I wonder whether a particular one of our species of woodpeckers is mostly responsible for all that stripped bark, or whether all the woodpecker species contributed. It's hard to imagine our little Downy Woodpeckers (like the fellow below) chiseling away here, but who knows!

Male Downy Woodpecker working on a tree next to the meadow on January 19

The cold temperatures and snowy weather sure seem like they're here to stay for a while yet. Happy winter!

Friday, December 31, 2021

Some Signs of Life at the Beginning of Winter

We've already had a bit of snow and some very cold days this month, but the afternoon of December 16 was relatively warm and sunny, and I took the opportunity that day to wander around outside. With such short days and long nights, and with mainly cold and snowy months ahead, I was especially looking out for signs of life as winter started to settle in.

Plants may be dormant now, but it's really interesting to see how some of the plants around here have gotten ready for next year's growing season. I transplanted Allegheny Monkey Flower (Mimulus ringens) into our front yard this fall, and beneath the dried stems from this year's growth, spiky purple shoots have already appeared:
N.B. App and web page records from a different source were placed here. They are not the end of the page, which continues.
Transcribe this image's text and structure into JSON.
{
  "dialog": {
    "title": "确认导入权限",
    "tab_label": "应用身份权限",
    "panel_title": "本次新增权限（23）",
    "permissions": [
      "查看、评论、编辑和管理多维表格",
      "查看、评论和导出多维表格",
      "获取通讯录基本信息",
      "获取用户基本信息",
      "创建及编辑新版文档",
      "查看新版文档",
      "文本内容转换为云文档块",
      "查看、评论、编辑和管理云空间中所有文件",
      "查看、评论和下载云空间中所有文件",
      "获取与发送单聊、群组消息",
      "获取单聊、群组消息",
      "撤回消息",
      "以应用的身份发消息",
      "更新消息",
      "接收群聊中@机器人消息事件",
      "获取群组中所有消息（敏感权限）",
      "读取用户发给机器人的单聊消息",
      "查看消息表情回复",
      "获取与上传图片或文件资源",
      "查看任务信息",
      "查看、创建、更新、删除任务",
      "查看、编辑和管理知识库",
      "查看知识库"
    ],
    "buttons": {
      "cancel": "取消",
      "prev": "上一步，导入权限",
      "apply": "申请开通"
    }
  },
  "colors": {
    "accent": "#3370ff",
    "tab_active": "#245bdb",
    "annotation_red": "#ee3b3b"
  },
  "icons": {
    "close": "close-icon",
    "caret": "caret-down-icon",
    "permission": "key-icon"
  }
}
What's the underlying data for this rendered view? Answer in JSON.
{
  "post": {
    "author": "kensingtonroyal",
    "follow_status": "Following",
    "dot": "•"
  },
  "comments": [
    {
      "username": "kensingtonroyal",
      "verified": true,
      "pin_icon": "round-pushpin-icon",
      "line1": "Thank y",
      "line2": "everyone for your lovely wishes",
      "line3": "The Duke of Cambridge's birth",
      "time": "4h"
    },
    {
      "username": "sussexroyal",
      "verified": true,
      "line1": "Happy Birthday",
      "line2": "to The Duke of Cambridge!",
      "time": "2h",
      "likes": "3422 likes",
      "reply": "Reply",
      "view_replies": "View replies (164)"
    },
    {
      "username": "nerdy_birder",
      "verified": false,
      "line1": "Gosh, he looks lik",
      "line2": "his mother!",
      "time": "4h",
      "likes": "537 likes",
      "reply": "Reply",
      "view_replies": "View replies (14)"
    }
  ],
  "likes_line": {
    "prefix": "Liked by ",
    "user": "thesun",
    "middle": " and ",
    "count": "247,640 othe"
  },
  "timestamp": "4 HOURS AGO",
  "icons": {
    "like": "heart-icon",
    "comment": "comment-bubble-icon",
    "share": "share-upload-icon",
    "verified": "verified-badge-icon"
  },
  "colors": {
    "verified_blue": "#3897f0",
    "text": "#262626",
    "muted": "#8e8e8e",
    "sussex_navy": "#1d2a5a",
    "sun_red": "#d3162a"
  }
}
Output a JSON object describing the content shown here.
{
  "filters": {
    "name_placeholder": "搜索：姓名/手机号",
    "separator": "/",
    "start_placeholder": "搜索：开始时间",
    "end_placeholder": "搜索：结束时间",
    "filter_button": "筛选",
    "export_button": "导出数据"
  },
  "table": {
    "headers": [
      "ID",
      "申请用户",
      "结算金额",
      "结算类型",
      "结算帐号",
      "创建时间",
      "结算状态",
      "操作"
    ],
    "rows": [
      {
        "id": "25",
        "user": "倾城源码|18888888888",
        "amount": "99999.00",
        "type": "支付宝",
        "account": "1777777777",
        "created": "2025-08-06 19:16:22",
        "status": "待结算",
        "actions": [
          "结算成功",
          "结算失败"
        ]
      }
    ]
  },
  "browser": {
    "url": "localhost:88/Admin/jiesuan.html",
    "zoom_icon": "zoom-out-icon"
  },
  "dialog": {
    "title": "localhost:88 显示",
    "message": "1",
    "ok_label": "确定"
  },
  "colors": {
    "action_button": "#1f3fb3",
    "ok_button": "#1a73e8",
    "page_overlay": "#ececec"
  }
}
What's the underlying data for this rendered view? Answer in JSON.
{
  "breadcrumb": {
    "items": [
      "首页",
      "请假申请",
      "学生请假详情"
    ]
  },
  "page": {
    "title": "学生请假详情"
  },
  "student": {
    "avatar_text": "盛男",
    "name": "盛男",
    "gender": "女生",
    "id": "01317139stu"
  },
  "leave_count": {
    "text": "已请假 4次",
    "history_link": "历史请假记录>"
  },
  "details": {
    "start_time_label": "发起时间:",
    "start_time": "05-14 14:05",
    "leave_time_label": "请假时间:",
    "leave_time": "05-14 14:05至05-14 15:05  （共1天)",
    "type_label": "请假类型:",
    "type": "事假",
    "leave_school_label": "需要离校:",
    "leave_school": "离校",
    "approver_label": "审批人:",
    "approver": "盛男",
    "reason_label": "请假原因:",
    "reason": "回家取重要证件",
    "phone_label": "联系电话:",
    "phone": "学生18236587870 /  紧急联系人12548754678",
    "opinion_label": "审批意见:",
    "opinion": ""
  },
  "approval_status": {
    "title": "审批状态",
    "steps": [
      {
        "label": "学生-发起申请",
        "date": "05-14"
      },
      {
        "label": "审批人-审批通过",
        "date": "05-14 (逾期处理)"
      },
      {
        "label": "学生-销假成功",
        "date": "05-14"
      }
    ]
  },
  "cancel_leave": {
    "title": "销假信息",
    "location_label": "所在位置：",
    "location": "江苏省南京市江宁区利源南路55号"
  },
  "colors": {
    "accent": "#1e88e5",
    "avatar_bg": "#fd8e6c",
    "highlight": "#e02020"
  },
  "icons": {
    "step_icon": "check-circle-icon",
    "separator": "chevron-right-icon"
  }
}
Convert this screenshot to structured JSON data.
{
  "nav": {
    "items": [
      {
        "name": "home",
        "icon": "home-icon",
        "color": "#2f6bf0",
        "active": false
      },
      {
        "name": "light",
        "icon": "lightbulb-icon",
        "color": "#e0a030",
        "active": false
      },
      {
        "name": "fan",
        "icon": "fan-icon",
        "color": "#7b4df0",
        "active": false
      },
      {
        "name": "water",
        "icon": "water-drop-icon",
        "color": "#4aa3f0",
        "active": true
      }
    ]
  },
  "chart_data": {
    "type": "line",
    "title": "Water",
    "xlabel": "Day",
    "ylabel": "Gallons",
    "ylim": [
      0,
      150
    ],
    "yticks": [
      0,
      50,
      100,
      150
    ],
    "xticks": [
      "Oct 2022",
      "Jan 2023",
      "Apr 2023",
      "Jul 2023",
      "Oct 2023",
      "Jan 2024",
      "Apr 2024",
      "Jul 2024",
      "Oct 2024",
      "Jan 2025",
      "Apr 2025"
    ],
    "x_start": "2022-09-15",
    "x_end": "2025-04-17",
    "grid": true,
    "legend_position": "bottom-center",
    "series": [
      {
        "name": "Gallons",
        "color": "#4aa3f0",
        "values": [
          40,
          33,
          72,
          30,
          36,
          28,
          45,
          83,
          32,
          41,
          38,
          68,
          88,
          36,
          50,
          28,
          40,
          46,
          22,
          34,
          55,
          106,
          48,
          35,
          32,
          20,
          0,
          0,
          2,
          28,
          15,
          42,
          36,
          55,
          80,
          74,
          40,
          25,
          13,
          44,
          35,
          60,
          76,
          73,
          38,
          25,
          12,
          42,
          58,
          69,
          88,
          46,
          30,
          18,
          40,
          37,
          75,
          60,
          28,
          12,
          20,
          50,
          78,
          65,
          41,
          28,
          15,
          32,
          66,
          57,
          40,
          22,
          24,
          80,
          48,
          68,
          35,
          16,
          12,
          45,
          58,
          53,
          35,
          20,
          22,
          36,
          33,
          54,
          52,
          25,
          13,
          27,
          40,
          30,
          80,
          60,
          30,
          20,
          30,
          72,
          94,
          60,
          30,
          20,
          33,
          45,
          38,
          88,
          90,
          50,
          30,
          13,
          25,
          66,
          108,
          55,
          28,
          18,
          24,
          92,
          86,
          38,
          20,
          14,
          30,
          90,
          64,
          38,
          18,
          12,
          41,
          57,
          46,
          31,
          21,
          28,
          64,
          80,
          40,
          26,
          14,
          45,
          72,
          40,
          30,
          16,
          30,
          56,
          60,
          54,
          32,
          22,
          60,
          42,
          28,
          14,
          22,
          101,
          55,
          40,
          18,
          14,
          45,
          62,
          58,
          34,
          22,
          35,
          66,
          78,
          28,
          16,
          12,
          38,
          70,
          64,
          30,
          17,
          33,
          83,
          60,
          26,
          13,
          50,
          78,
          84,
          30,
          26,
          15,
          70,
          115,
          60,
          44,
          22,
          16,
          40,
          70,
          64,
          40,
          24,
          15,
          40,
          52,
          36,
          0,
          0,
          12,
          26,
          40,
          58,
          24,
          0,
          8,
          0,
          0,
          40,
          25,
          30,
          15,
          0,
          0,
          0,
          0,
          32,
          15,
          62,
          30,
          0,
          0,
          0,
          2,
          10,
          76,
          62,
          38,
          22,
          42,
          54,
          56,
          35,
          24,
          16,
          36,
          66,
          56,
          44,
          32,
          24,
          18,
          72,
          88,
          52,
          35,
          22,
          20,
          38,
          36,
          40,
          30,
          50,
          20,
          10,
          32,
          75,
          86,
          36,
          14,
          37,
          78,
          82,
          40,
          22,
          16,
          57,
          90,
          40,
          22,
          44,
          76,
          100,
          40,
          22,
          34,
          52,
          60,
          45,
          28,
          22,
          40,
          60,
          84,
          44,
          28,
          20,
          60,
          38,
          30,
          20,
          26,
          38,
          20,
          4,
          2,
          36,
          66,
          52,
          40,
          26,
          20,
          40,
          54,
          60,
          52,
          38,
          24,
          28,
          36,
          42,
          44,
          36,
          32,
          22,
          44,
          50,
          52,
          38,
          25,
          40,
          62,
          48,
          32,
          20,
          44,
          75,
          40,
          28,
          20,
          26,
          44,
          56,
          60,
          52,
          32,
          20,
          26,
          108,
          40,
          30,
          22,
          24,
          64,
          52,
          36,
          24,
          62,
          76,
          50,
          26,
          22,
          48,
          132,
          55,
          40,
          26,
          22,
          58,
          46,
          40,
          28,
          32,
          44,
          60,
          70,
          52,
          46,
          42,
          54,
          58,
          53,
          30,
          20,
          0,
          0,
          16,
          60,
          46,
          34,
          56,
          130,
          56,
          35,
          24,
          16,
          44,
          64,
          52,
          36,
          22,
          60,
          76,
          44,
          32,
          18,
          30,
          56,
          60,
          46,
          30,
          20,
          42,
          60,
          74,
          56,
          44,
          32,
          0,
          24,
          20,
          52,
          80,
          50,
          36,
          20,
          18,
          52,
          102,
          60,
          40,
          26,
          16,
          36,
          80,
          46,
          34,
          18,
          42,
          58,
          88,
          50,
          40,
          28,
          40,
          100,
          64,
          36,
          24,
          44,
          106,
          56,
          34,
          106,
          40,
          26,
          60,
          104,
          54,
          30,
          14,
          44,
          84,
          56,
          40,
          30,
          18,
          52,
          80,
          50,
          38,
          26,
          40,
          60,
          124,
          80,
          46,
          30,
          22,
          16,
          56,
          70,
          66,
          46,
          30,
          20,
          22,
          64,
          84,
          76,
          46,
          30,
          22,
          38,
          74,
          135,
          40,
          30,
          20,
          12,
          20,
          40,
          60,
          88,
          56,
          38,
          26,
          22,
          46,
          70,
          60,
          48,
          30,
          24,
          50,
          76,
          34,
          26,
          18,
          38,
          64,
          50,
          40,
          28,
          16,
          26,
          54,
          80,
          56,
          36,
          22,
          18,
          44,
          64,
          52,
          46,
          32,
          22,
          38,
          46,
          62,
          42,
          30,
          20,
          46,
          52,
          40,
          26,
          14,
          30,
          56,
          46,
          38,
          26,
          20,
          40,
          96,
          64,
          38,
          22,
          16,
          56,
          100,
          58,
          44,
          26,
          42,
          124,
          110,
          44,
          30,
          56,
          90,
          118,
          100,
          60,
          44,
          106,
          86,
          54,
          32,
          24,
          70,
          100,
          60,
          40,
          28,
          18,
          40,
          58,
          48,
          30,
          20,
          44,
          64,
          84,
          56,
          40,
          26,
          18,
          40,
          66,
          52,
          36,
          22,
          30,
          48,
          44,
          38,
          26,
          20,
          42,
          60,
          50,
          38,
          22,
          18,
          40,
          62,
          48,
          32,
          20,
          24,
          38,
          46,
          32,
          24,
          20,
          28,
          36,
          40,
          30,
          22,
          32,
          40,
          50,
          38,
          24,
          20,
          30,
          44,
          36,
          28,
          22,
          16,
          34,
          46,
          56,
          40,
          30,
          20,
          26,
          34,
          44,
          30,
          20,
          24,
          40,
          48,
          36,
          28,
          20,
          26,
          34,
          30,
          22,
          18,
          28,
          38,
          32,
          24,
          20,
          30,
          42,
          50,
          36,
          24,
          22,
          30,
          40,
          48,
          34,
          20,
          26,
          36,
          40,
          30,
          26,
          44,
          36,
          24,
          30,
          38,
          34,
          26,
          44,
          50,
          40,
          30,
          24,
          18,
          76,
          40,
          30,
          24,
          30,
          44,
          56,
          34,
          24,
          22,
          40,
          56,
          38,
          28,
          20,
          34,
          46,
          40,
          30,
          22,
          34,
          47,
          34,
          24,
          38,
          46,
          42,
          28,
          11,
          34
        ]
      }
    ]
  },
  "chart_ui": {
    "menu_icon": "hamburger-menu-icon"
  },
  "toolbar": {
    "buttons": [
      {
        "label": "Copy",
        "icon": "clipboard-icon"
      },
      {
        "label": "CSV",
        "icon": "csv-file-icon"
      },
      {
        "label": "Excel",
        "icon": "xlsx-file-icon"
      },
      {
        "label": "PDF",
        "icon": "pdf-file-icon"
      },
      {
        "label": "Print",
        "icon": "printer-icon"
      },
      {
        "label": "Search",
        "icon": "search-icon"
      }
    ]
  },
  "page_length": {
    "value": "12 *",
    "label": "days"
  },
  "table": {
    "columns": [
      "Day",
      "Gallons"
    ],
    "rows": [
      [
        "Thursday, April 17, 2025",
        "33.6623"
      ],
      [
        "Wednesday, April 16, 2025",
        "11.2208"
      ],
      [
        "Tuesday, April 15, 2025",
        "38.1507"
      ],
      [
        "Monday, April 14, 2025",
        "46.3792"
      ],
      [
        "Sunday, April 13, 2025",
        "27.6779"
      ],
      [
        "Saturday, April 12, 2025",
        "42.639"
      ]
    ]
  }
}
The neighboring Cardinal Flowers (Lobelia cardinalis) produced several tiny plantlets along their flower stalks this year, and I tucked those stalks into the dirt. Now rows of baby Cardinal Flowers are waiting through these cold and dark times -- with green leaves intact -- to start growing in the spring:

Foamflower (Tiarella cordifolia) also keeps its leaves through the winter, making a carpet with colors ranging from green to rusty orange:

The American Hazelnut shrubs have dangling catkins and little round buds that will grow and flower in the spring:

In the woods, this fern (I don't know the species yet) holds next year's fronds in coppery coverings at its center, looking like a small collection of coins:

These Common Milkweed seeds were ready to float off and start new plants, and after taking this picture I helped them along:

The Shagbark Hickory tree in our yard produced a large number of nuts this year (although strangely, most of the nuts I cracked open were empty) and a bird has stashed a hickory nut inside a crack in the neighboring Tulip Tree:

Because the weather was so warm on this day, I even saw a few insects out and about. This Honey Bee landed on some aster seedheads; I'm sorry, little bee, I don't think there are any flowers blooming around here right now:

A beetle (some sort of soldier beetle?) was climbing along Little Bluestem stalks:

The beetle even opened its wings a few times and flew a bit:

Finally, I watched a small caterpillar make its way up a Pawpaw stem and pause at a bud, where it seemed to nibble on the bud's outer layer:

It's nice to see signs of life in the middle of December, even as winter is settling in.

As I write this, 2021 is coming to a close, and 2022 is in sight. Here's to the new year! Who knows what 2022 will bring!